Peter has cerebral palsy (GMFCS IV). A dislocated hip resulted in surgery on the left hip, with simultaneous lengthening of the hip flexors, Achilles tendons and adductors on both sides. After six weeks in plaster, Peter was able to start rehabilitation.
The Innowalk has been a central element of the rehabilitation. The aim of using the Innowalk was to get Peter into a safe standing position with weight bearing as soon as possible after the plaster was removed. This allowed him passive movement of the legs with corrected gait, and stimulated the muscles and joints. Peter had walked in the NF-Walker until the operation, and the aim was to enable him to resume using it.

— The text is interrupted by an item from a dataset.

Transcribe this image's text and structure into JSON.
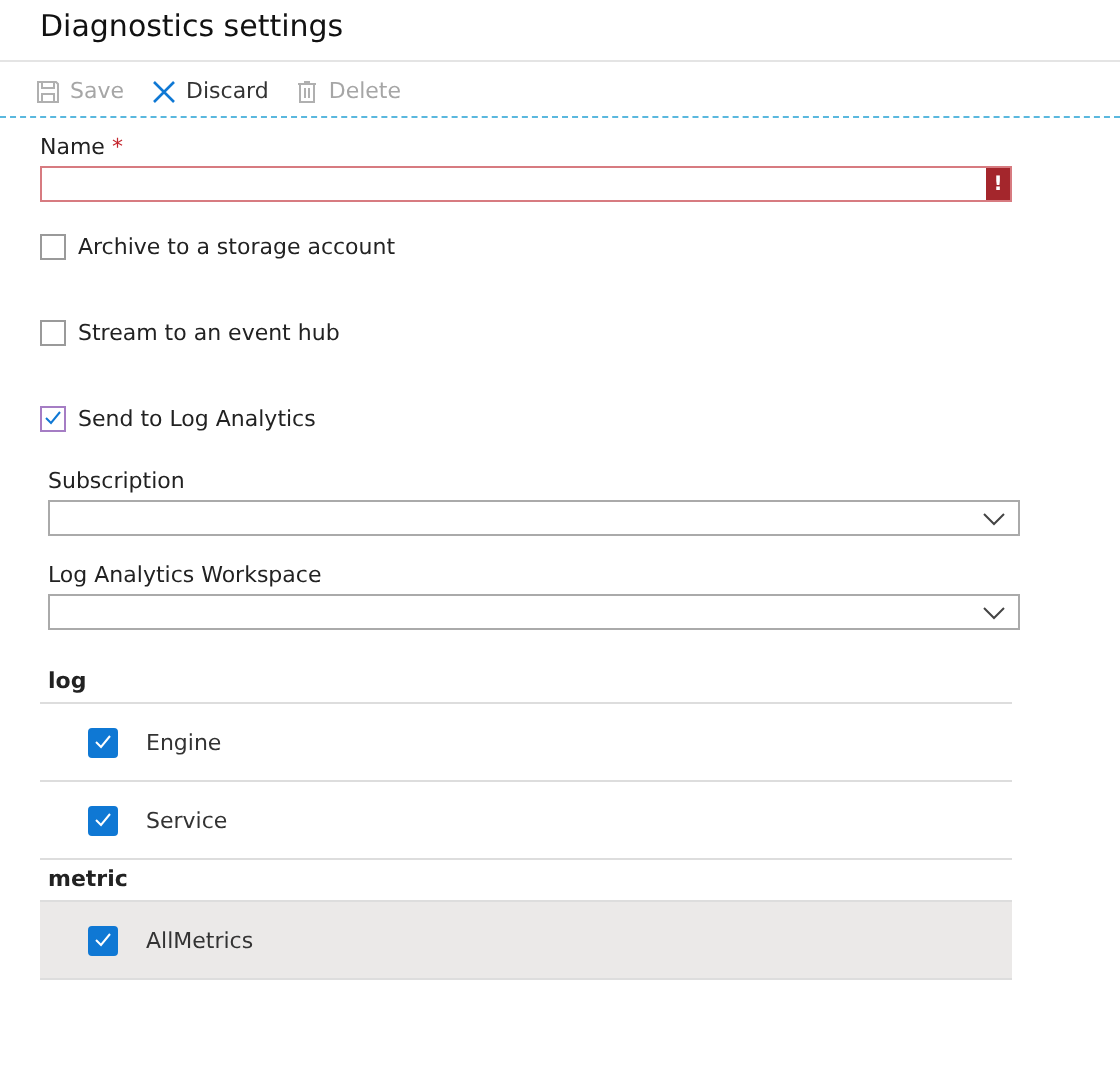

Even before the operation, Peter was introduced to the Innowalk so that he would feel confident in using the aid. This enabled him to start using the Innowalk as soon as possible once the plaster was removed.
After just one week out of plaster, Peter was moving in the Innowalk for 40 minutes at a time. He was able to decide for himself the speed and traction on his hip and knee.
“I’ve known of children who have walked using the NF-Walker before a hip operation but unfortunately have lost their walking function after the surgery or have taken a long time to regain it. They have often experienced severe pain in connection with mobilisation and handling. We therefore wanted to find out whether Peter could get moving more quickly after the operation if training was supplemented by movement in the Innowalk”
– Peter’s therapist
Peter used the Innowalk at nursery – between 30 and 50 minutes every day. He enjoys moving in the Innowalk. It was often used in combination with other activities at the table, such as playing with an iPad.
“As a physiotherapist, I find that Peter is immediately more mobile and better tolerates movement and traction in the muscles and joints after he has been moving in Innowalk”
– Peter’s therapist
Peter's experiences with Innowalk
- Central part of his rehabilitation
- Secure position with weight bearing
- Stimulation of muscles and joints
- Increased mobility
- Better tolerates movement and extension of muscles and joints
Cerebral Palsy (CP) is a group of disorders CP is the commonest cause of physical disability in early childhood Overall, the CP rate is between 2 and 3 per 1000 live births CP involves a disorder of movement and posture and of motor function It is due to a non-progressive interference/lesion/abnormality. This interference/lesion/abnormality is in the developing/immature brain
- Children with cerebral palsy have increased risk of dislocating a hip
- Children with cerebral palsy, GMFCS level V, have a higher risk of dislocating a hip than those with GMFCS levels II to IV
- Withouth screening and interventions, 10-20% of children with cerebral palsy experience a dislocated hip